#### RECORDS FOR THIS TASK ####

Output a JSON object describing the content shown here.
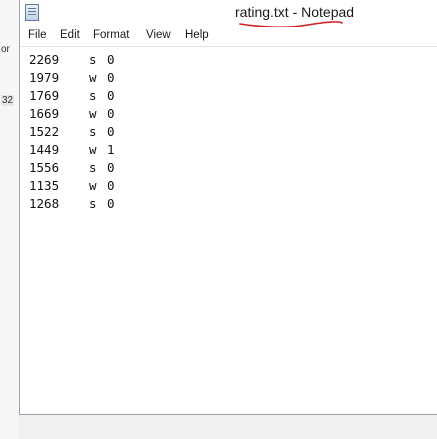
{
  "window": {
    "title": "rating.txt - Notepad"
  },
  "menu": [
    "File",
    "Edit",
    "Format",
    "View",
    "Help"
  ],
  "background_fragments": [
    "or",
    "32"
  ],
  "rows": [
    {
      "num": "2269",
      "ch": "s",
      "val": "0"
    },
    {
      "num": "1979",
      "ch": "w",
      "val": "0"
    },
    {
      "num": "1769",
      "ch": "s",
      "val": "0"
    },
    {
      "num": "1669",
      "ch": "w",
      "val": "0"
    },
    {
      "num": "1522",
      "ch": "s",
      "val": "0"
    },
    {
      "num": "1449",
      "ch": "w",
      "val": "1"
    },
    {
      "num": "1556",
      "ch": "s",
      "val": "0"
    },
    {
      "num": "1135",
      "ch": "w",
      "val": "0"
    },
    {
      "num": "1268",
      "ch": "s",
      "val": "0"
    }
  ],
  "colors": {
    "annotation": "#d02020",
    "frame": "#9aa3ad"
  },
  "icons": [
    "notepad-icon"
  ]
}
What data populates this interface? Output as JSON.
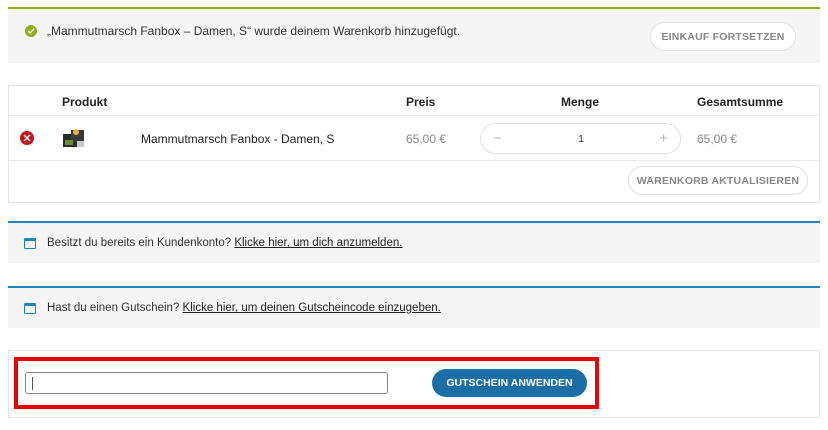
{
  "success_notice": {
    "message": "„Mammutmarsch Fanbox – Damen, S“ wurde deinem Warenkorb hinzugefügt.",
    "continue_label": "Einkauf fortsetzen",
    "accent": "#8fae1b"
  },
  "cart": {
    "headers": {
      "product": "Produkt",
      "price": "Preis",
      "quantity": "Menge",
      "total": "Gesamtsumme"
    },
    "items": [
      {
        "name": "Mammutmarsch Fanbox - Damen, S",
        "price": "65,00 €",
        "quantity": "1",
        "total": "65,00 €"
      }
    ],
    "update_label": "Warenkorb aktualisieren"
  },
  "login_notice": {
    "text": "Besitzt du bereits ein Kundenkonto?",
    "link": "Klicke hier, um dich anzumelden."
  },
  "coupon_notice": {
    "text": "Hast du einen Gutschein?",
    "link": "Klicke hier, um deinen Gutscheincode einzugeben."
  },
  "coupon_form": {
    "input_value": "",
    "apply_label": "Gutschein anwenden",
    "highlight_color": "#e8000b",
    "button_color": "#1b6fa8"
  },
  "colors": {
    "info_accent": "#1e85be",
    "remove": "#c4161c"
  },
  "icons": {
    "success": "check-circle-icon",
    "remove": "remove-circle-icon",
    "info": "window-icon",
    "minus": "minus-icon",
    "plus": "plus-icon"
  }
}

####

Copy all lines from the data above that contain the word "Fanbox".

    "message": "„Mammutmarsch Fanbox – Damen, S“ wurde deinem Warenkorb hinzugefügt.",
        "name": "Mammutmarsch Fanbox - Damen, S",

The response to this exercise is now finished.